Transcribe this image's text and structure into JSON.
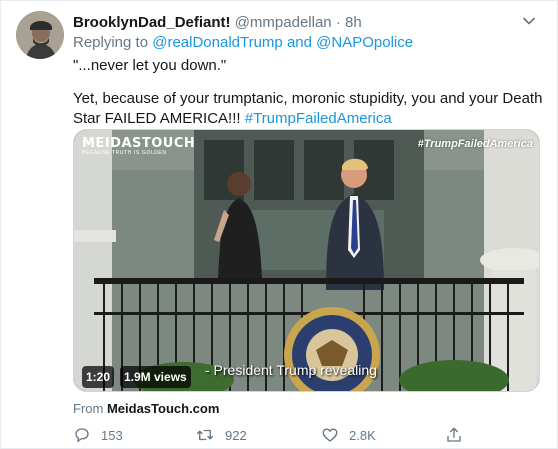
{
  "tweet": {
    "author_name": "BrooklynDad_Defiant!",
    "author_handle": "@mmpadellan",
    "separator": "·",
    "time": "8h",
    "reply_prefix": "Replying to",
    "reply_user_1": "@realDonaldTrump",
    "reply_and": "and",
    "reply_user_2": "@NAPOpolice",
    "text_line1": "\"...never let you down.\"",
    "text_line2": "Yet, because of your trumptanic, moronic stupidity, you and your Death Star FAILED AMERICA!!!",
    "text_hashtag": "#TrumpFailedAmerica"
  },
  "media": {
    "brand_title": "MEIDASTOUCH",
    "brand_subtitle": "BECAUSE TRUTH IS GOLDEN",
    "hashtag": "#TrumpFailedAmerica",
    "caption": "- President Trump revealing",
    "duration": "1:20",
    "views": "1.9M views",
    "seal_text": "PRESIDENT OF THE UNITED STATES"
  },
  "source": {
    "prefix": "From",
    "name": "MeidasTouch.com"
  },
  "actions": {
    "replies": "153",
    "retweets": "922",
    "likes": "2.8K"
  },
  "colors": {
    "link": "#1b95e0",
    "muted": "#657786",
    "text": "#14171a"
  },
  "icons": [
    "caret-down-icon",
    "reply-icon",
    "retweet-icon",
    "like-icon",
    "share-icon"
  ]
}
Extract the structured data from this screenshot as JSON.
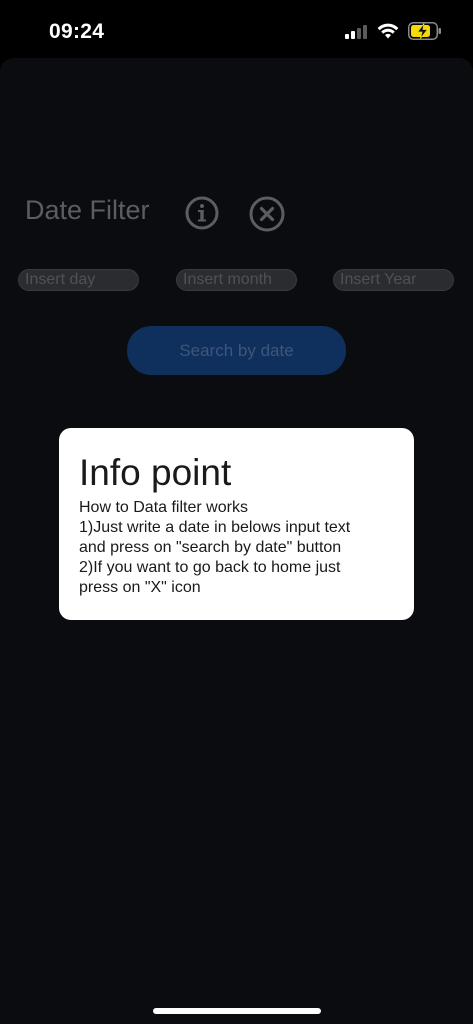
{
  "status_bar": {
    "time": "09:24"
  },
  "filter": {
    "title": "Date Filter",
    "info_icon": "info-icon",
    "close_icon": "close-icon",
    "day_placeholder": "Insert day",
    "month_placeholder": "Insert month",
    "year_placeholder": "Insert Year",
    "search_label": "Search by date"
  },
  "popup": {
    "title": "Info point",
    "lines": [
      "How to Data filter works",
      "1)Just write a date in belows input text",
      "and press on \"search by date\" button",
      "2)If you want to go back to home just",
      "press on \"X\" icon"
    ]
  },
  "colors": {
    "background": "#000000",
    "sheet": "#0b0c0f",
    "button": "#0f2f5c",
    "popup": "#ffffff",
    "battery_charging": "#f5d90a"
  }
}
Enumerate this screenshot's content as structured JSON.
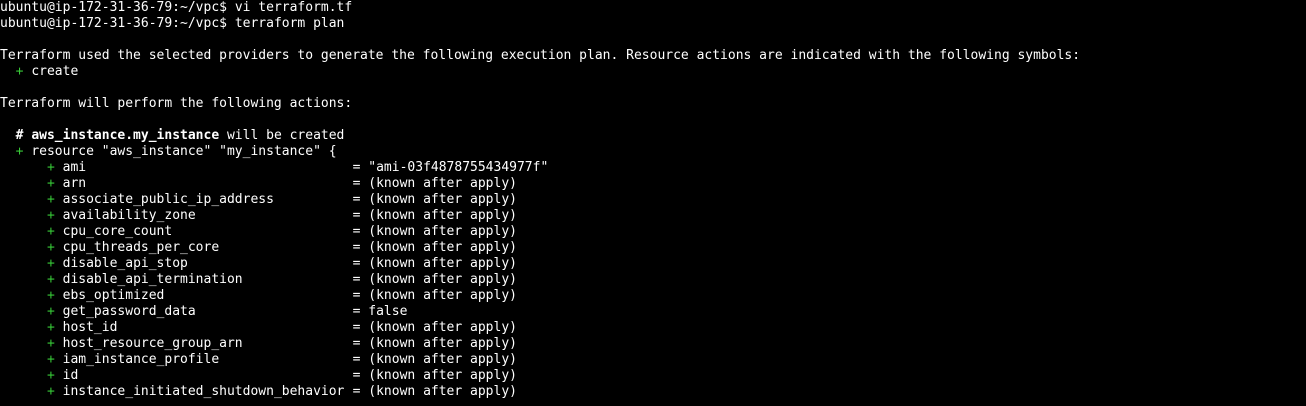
{
  "terminal": {
    "bg": "#000000",
    "fg": "#ffffff",
    "plus_color": "#37c837",
    "prompt": "ubuntu@ip-172-31-36-79:~/vpc$",
    "commands": [
      "vi terraform.tf",
      "terraform plan"
    ],
    "intro_line": "Terraform used the selected providers to generate the following execution plan. Resource actions are indicated with the following symbols:",
    "symbol_plus": "+",
    "symbol_create": "create",
    "actions_line": "Terraform will perform the following actions:",
    "resource_comment_hash": "#",
    "resource_address": "aws_instance.my_instance",
    "resource_will_be_created": "will be created",
    "resource_decl": "resource \"aws_instance\" \"my_instance\" {",
    "attributes": [
      {
        "name": "ami",
        "value": "= \"ami-03f4878755434977f\""
      },
      {
        "name": "arn",
        "value": "= (known after apply)"
      },
      {
        "name": "associate_public_ip_address",
        "value": "= (known after apply)"
      },
      {
        "name": "availability_zone",
        "value": "= (known after apply)"
      },
      {
        "name": "cpu_core_count",
        "value": "= (known after apply)"
      },
      {
        "name": "cpu_threads_per_core",
        "value": "= (known after apply)"
      },
      {
        "name": "disable_api_stop",
        "value": "= (known after apply)"
      },
      {
        "name": "disable_api_termination",
        "value": "= (known after apply)"
      },
      {
        "name": "ebs_optimized",
        "value": "= (known after apply)"
      },
      {
        "name": "get_password_data",
        "value": "= false"
      },
      {
        "name": "host_id",
        "value": "= (known after apply)"
      },
      {
        "name": "host_resource_group_arn",
        "value": "= (known after apply)"
      },
      {
        "name": "iam_instance_profile",
        "value": "= (known after apply)"
      },
      {
        "name": "id",
        "value": "= (known after apply)"
      },
      {
        "name": "instance_initiated_shutdown_behavior",
        "value": "= (known after apply)"
      }
    ]
  }
}
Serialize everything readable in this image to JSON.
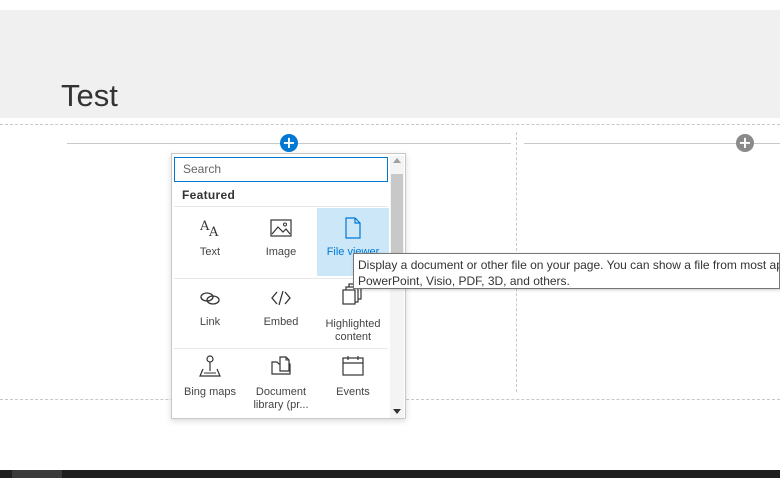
{
  "page": {
    "title": "Test"
  },
  "canvas": {
    "add_section_symbol": "+"
  },
  "picker": {
    "search_placeholder": "Search",
    "section_heading": "Featured",
    "items": [
      {
        "label": "Text",
        "icon": "text-icon"
      },
      {
        "label": "Image",
        "icon": "image-icon"
      },
      {
        "label": "File viewer",
        "icon": "file-icon",
        "selected": true
      },
      {
        "label": "Link",
        "icon": "link-icon"
      },
      {
        "label": "Embed",
        "icon": "embed-icon"
      },
      {
        "label": "Highlighted content",
        "icon": "highlighted-content-icon"
      },
      {
        "label": "Bing maps",
        "icon": "map-pin-icon"
      },
      {
        "label": "Document library (pr...",
        "icon": "document-library-icon"
      },
      {
        "label": "Events",
        "icon": "calendar-icon"
      }
    ]
  },
  "tooltip": {
    "line1": "Display a document or other file on your page. You can show a file from most apps, including Word, Excel,",
    "line2": "PowerPoint, Visio, PDF, 3D, and others."
  },
  "colors": {
    "accent": "#0078d4",
    "selected_bg": "#cce8f8",
    "header_bg": "#f0f0f0"
  }
}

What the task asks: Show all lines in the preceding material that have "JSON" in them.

Answer space:
Transcribe this image's text and structure into JSON.
Extract the structured data from this screenshot as JSON.
Enumerate this screenshot's content as structured JSON.
Serialize everything readable in this image to JSON.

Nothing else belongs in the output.